We also note that the November 8, 1995, revisions to the child support guidelines, effective January 1, 1996, contain the following new provision:O. Health Care. Children's health care needs are to be met by requiring either parent to provide health insurance as required by state law, and the court may apportion all nonreimbursed children's health care costs between the parents according to the same formula used to determine each parent's share of support.
Although not in effect at the time of trial, this new guideline provides, at a minimum, conceptual direction to a court in circumstances such as presented by the instant case.

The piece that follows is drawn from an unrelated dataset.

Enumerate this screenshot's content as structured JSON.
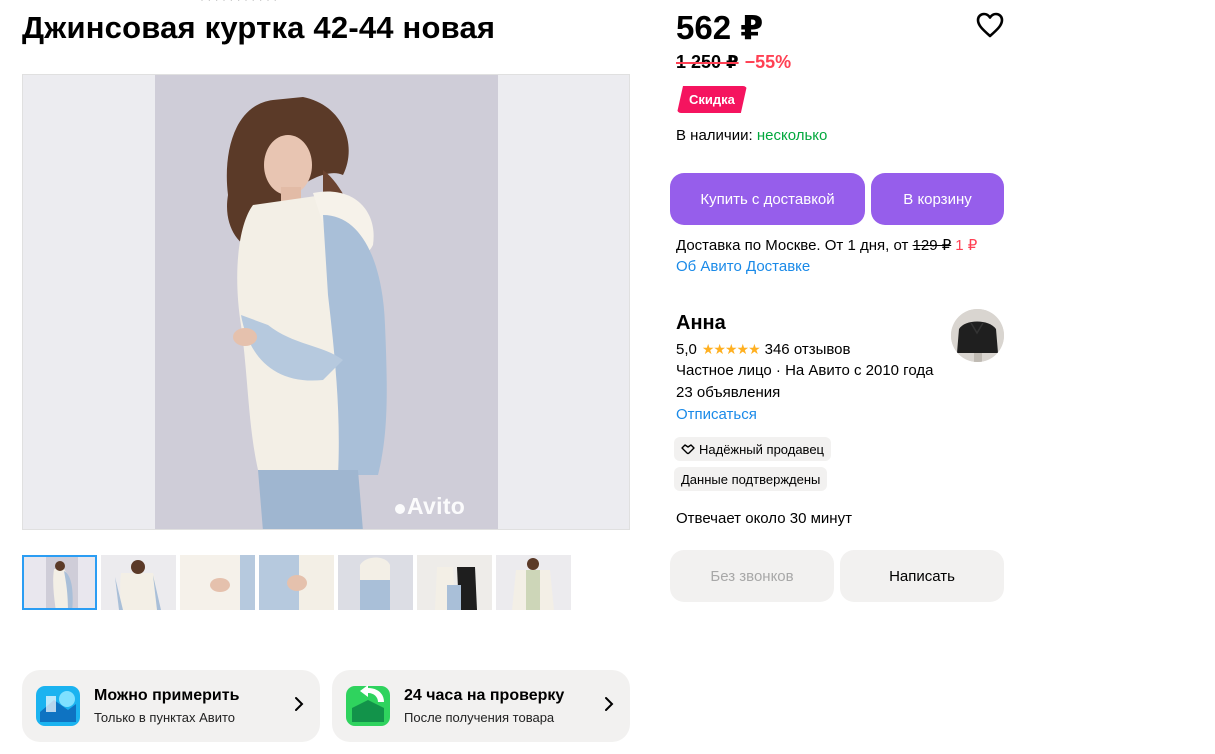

In the case before us, it is clear from the record that Timothy chose to change insurance carriers after he was dissatisfied with the coverage provided by their insurance carrier for Emily's surgery and long hospitalization. When Timothy changed insurance carriers, the new insurance carrier refused to cover Emily. There is evidence that Timothy was warned of this possibility prior to canceling the insurance policy which was then in force. Although we cannot determine from the record the amount of each parent's respective share of support for their children, the record shows that the disparity in income and earning capacity between Timothy and Julie is obvious and great.

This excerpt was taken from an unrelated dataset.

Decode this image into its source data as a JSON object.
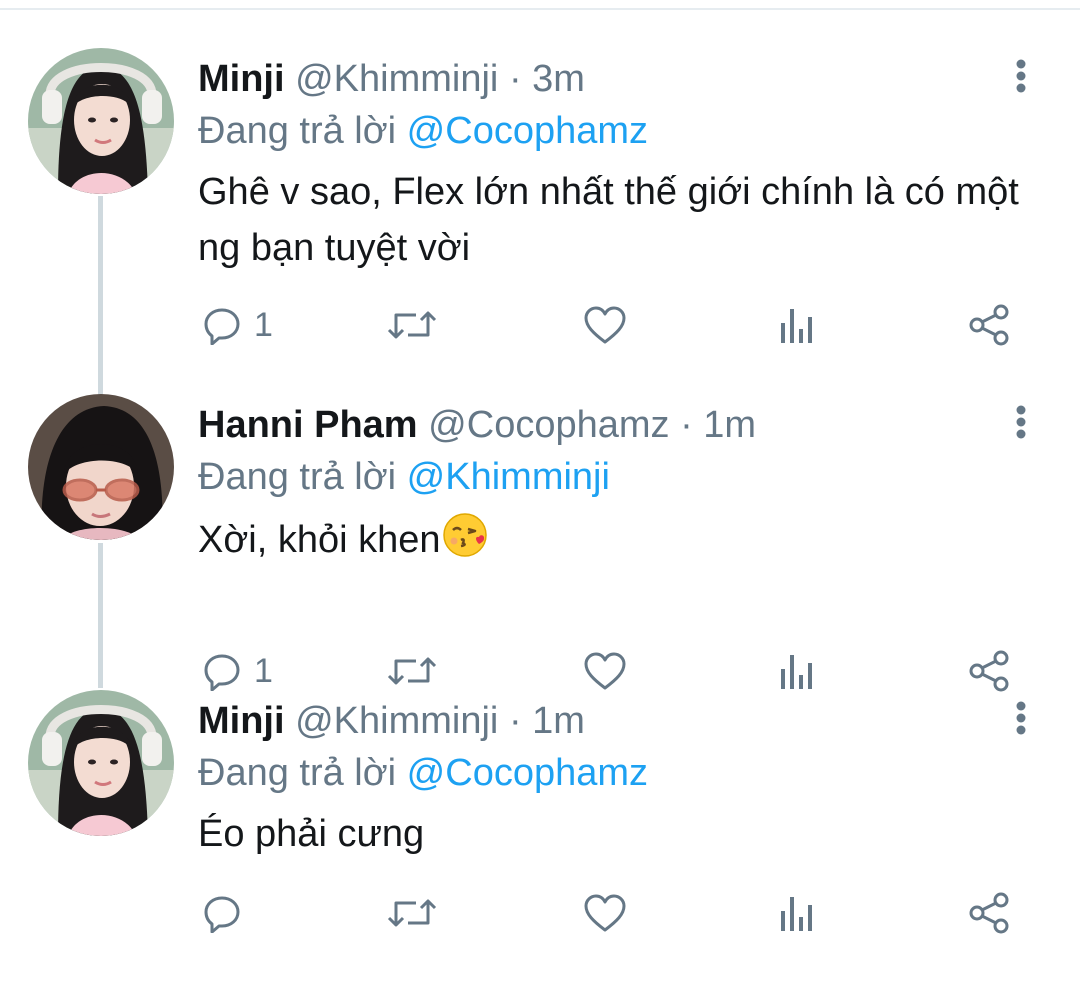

Timothy argues that Julie is "likely to make financially irresponsible decisions, possibl[y] to hurt Tim. It is unconscionable for the Court to put Julie i[n] a position where she is allowed to incur unlimited medical expenses which Tim is obligated to pay in full." Brief for appellant at 49. This argument is without merit because Timothy is only required under the court's order to pay "reasonable and necessary" medical expenses incurred for Emily.
For the reasons stated above, we conclude that the district court did not abuse its discretion in ordering Timothy to be solely responsible for all reasonable and necessary medical expenses incurred for Emily.CONCLUSION
The district court committed error in failing to receive without limitation exhibits relating to the valuation of marital assets which were prepared near the date of trial. However, Timothy was not prejudiced thereby. Timothy's remaining assigned errors regarding the division of property are without merit. Finally, we conclude that the district court did not abuse its discretion in ordering Timothy to pay all reasonable and necessary medical and dental costs incurred for Emily.